— WHAT THIS TASK INVOLVES —
Without reproducing any image, print the listing below exactly.

----- SOURCE DATA

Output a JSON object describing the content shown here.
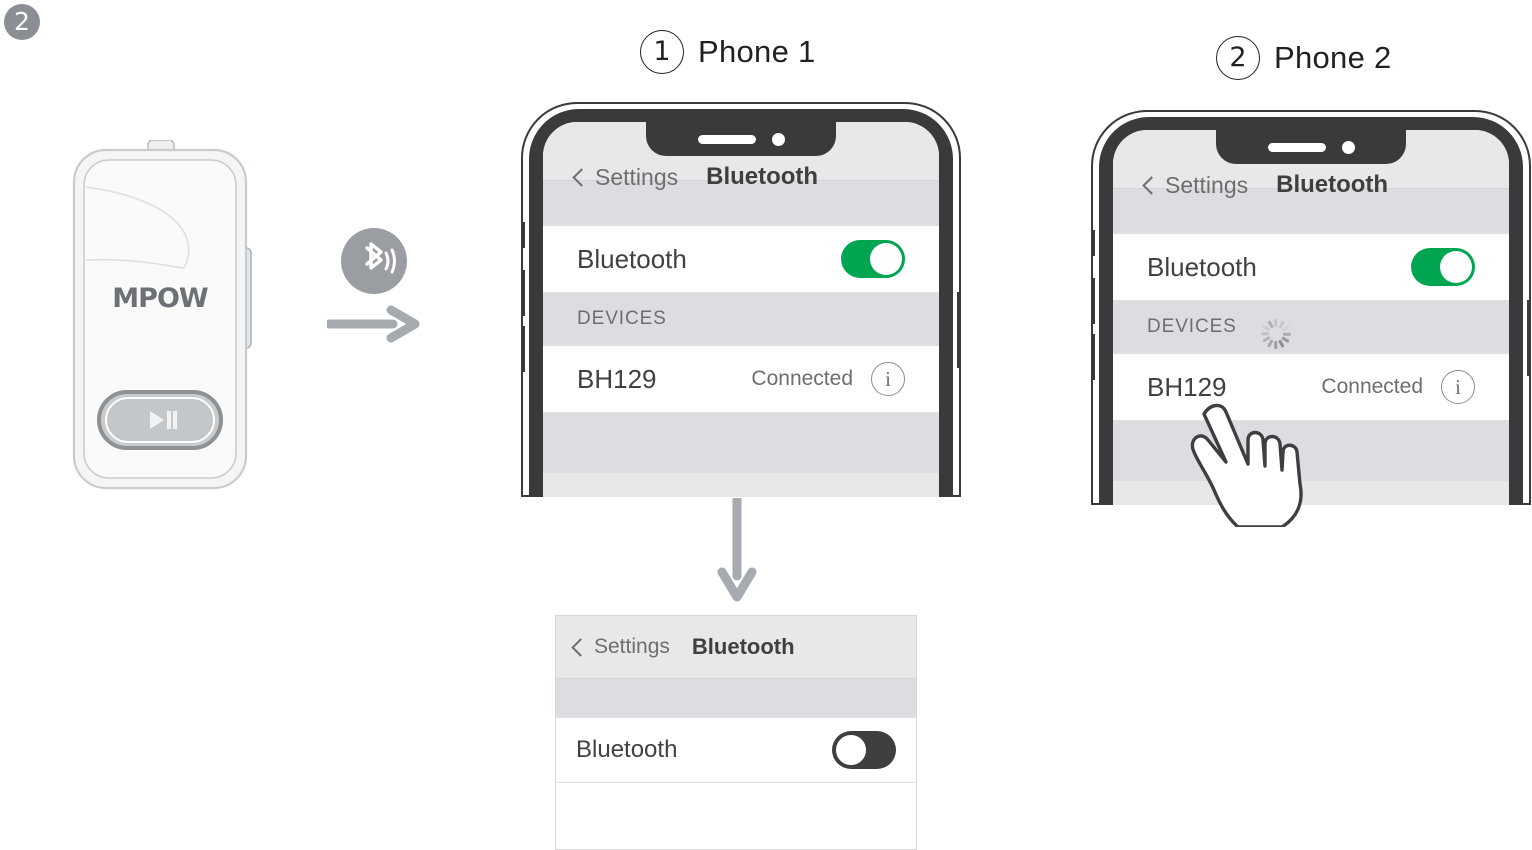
{
  "step": {
    "number": "2"
  },
  "device": {
    "brand": "MPOW",
    "play_button_icon": "play-pause-icon"
  },
  "transfer": {
    "bluetooth_icon": "bluetooth-icon",
    "arrow_right_icon": "arrow-right-icon",
    "arrow_down_icon": "arrow-down-icon"
  },
  "phones": [
    {
      "caption_number": "1",
      "caption_label": "Phone 1",
      "screen": {
        "back_label": "Settings",
        "title": "Bluetooth",
        "toggle_row_label": "Bluetooth",
        "toggle_state": "on",
        "section_header": "DEVICES",
        "has_spinner": false,
        "device_name": "BH129",
        "device_status": "Connected",
        "info_icon": "info-icon"
      }
    },
    {
      "caption_number": "2",
      "caption_label": "Phone 2",
      "screen": {
        "back_label": "Settings",
        "title": "Bluetooth",
        "toggle_row_label": "Bluetooth",
        "toggle_state": "on",
        "section_header": "DEVICES",
        "has_spinner": true,
        "device_name": "BH129",
        "device_status": "Connected",
        "info_icon": "info-icon"
      }
    }
  ],
  "result_panel": {
    "back_label": "Settings",
    "title": "Bluetooth",
    "toggle_row_label": "Bluetooth",
    "toggle_state": "off"
  },
  "cursor": {
    "icon": "pointing-hand-icon"
  },
  "colors": {
    "toggle_on": "#00a551",
    "toggle_off": "#3f3f41",
    "bezel": "#3a3a3c",
    "screen_gray": "#dbdde0",
    "accent_gray": "#8b8e92",
    "text_dark": "#231f20"
  }
}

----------

— RESPONSE —
Output a JSON object describing the content shown here.
{
  "step": {
    "number": "2"
  },
  "device": {
    "brand": "MPOW",
    "play_button_icon": "play-pause-icon"
  },
  "transfer": {
    "bluetooth_icon": "bluetooth-icon",
    "arrow_right_icon": "arrow-right-icon",
    "arrow_down_icon": "arrow-down-icon"
  },
  "phones": [
    {
      "caption_number": "1",
      "caption_label": "Phone 1",
      "screen": {
        "back_label": "Settings",
        "title": "Bluetooth",
        "toggle_row_label": "Bluetooth",
        "toggle_state": "on",
        "section_header": "DEVICES",
        "has_spinner": false,
        "device_name": "BH129",
        "device_status": "Connected",
        "info_icon": "info-icon"
      }
    },
    {
      "caption_number": "2",
      "caption_label": "Phone 2",
      "screen": {
        "back_label": "Settings",
        "title": "Bluetooth",
        "toggle_row_label": "Bluetooth",
        "toggle_state": "on",
        "section_header": "DEVICES",
        "has_spinner": true,
        "device_name": "BH129",
        "device_status": "Connected",
        "info_icon": "info-icon"
      }
    }
  ],
  "result_panel": {
    "back_label": "Settings",
    "title": "Bluetooth",
    "toggle_row_label": "Bluetooth",
    "toggle_state": "off"
  },
  "cursor": {
    "icon": "pointing-hand-icon"
  },
  "colors": {
    "toggle_on": "#00a551",
    "toggle_off": "#3f3f41",
    "bezel": "#3a3a3c",
    "screen_gray": "#dbdde0",
    "accent_gray": "#8b8e92",
    "text_dark": "#231f20"
  }
}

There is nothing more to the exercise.